Second, think about the possible compositions around you. Try to visualize what compositions could be made by moving your camera and how the light will play out in those compositions. Ask yourself, will you get a better image or more dramatic light if you stay where you are, or shoot from the right? Even when you choose not to move, think about how the focus and composition would work if you rotated the camera from horizontal to vertical or vice-versa.
Third, set up as much as possible ahead of times. If you’re not a morning person, but you’re going to shoot a sunrise, can you really rely on yourself to get everything setup correctly in the dark before you’ve really woken up? When I’m doing something like this I’ll take a few minutes the night before to set up my camera. If you expect to shoot a verity of types of shots, take the time to setup a couple of camera user settings if your camera has them.
Forth, insure you’re familiar with your gear. I tell people this a lot, if you practice a little your camera can easily become an extension of your body. When you’re not thinking about what control you have to turn or where to go to change a setting you’re more able to think about what you’re shooting. You should be able to do things like changing lenses quickly and mostly by feel–remember the US Army Ranger saying though, slow is smooth and smooth is fast, work to get the motions right that will make you faster than trying to be a speed demon. The same goes for any of the functions that affect the exposure (aperture, shutter speed, ISO and exposure compensation).
Fifth, try and keep your gear consistent. Consistency with your gear, also helps breed familiarity and shaves precious moments when things are changing. If you use multiple bodies, try and keep them similar in terms of controls. I can’t even count the number of times, I’ve gone searching for how to change a setting on my 40D backup body because I couldn’t remember where it was. When buying lenses, consider that many 3rd party lenses will have controls that turn in different directions to the 1st part ones. This is especially the case for Canon users. While this isn’t something that would stop me from buying a 3rd party lens if it fit my needs, it would be something I’d spend some time practicing to overcome.

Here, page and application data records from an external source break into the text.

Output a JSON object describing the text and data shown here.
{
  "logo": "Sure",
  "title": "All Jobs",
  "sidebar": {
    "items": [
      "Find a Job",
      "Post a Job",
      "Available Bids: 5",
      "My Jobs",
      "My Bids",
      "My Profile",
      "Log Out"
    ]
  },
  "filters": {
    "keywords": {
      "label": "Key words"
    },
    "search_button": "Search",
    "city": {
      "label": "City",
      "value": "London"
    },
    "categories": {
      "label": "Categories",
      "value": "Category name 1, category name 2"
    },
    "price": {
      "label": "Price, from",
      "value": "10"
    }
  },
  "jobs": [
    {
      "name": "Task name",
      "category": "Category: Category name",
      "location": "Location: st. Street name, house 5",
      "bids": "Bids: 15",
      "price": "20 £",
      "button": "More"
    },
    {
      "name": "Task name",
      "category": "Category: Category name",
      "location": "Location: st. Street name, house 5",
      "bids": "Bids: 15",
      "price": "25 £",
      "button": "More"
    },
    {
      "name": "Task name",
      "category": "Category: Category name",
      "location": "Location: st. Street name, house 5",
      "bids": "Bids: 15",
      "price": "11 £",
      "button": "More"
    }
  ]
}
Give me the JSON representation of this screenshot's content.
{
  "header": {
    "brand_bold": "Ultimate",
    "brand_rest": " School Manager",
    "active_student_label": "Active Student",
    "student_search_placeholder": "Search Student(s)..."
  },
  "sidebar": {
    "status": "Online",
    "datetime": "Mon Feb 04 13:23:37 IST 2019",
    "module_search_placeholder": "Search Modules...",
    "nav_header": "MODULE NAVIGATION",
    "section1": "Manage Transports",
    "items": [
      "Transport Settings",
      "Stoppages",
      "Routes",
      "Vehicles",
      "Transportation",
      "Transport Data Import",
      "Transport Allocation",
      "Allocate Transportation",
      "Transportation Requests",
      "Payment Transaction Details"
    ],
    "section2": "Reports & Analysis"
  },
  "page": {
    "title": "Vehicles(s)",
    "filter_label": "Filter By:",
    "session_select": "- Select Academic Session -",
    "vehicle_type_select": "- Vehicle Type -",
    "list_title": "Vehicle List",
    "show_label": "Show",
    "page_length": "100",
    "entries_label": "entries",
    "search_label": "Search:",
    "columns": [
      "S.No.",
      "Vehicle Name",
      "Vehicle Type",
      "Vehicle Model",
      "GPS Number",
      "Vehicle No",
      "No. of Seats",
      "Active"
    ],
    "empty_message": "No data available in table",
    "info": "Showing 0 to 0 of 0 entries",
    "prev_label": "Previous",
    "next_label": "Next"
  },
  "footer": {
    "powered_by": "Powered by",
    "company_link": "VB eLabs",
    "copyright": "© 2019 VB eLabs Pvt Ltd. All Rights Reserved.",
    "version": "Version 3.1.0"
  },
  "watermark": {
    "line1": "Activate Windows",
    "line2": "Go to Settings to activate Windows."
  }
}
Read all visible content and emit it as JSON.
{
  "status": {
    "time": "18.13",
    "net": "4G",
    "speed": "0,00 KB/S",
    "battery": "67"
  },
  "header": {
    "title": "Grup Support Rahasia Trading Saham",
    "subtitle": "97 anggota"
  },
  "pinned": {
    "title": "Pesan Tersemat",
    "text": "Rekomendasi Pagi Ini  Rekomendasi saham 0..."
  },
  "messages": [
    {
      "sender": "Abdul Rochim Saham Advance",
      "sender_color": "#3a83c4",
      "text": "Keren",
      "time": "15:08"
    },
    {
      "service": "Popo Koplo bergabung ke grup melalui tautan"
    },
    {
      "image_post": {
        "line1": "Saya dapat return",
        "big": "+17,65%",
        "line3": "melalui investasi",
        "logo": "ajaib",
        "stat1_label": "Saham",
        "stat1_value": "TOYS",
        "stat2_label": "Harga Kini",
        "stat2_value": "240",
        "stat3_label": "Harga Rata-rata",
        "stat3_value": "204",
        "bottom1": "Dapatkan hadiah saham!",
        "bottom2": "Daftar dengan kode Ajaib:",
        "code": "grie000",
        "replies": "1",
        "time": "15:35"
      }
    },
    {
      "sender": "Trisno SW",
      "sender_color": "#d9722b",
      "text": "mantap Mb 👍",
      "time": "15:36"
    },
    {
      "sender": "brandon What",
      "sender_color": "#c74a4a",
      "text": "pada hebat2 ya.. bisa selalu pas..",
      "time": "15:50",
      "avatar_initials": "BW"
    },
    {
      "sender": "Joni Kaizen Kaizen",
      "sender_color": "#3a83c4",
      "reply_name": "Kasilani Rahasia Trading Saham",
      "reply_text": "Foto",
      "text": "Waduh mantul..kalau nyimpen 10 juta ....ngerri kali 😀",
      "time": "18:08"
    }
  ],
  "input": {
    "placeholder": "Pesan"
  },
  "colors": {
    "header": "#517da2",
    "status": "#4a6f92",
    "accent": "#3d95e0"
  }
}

Consistency, familiarity and preparation, mean you spend less time being distracted by your camera and more time looking at the world around you and you can’t photograph what you don’t see. Ultimately, the less you have to focus on your camera the more you can look for the great images and experiment with your compositions. A little time and practice with your gear will make your time in the field that much more enjoyable.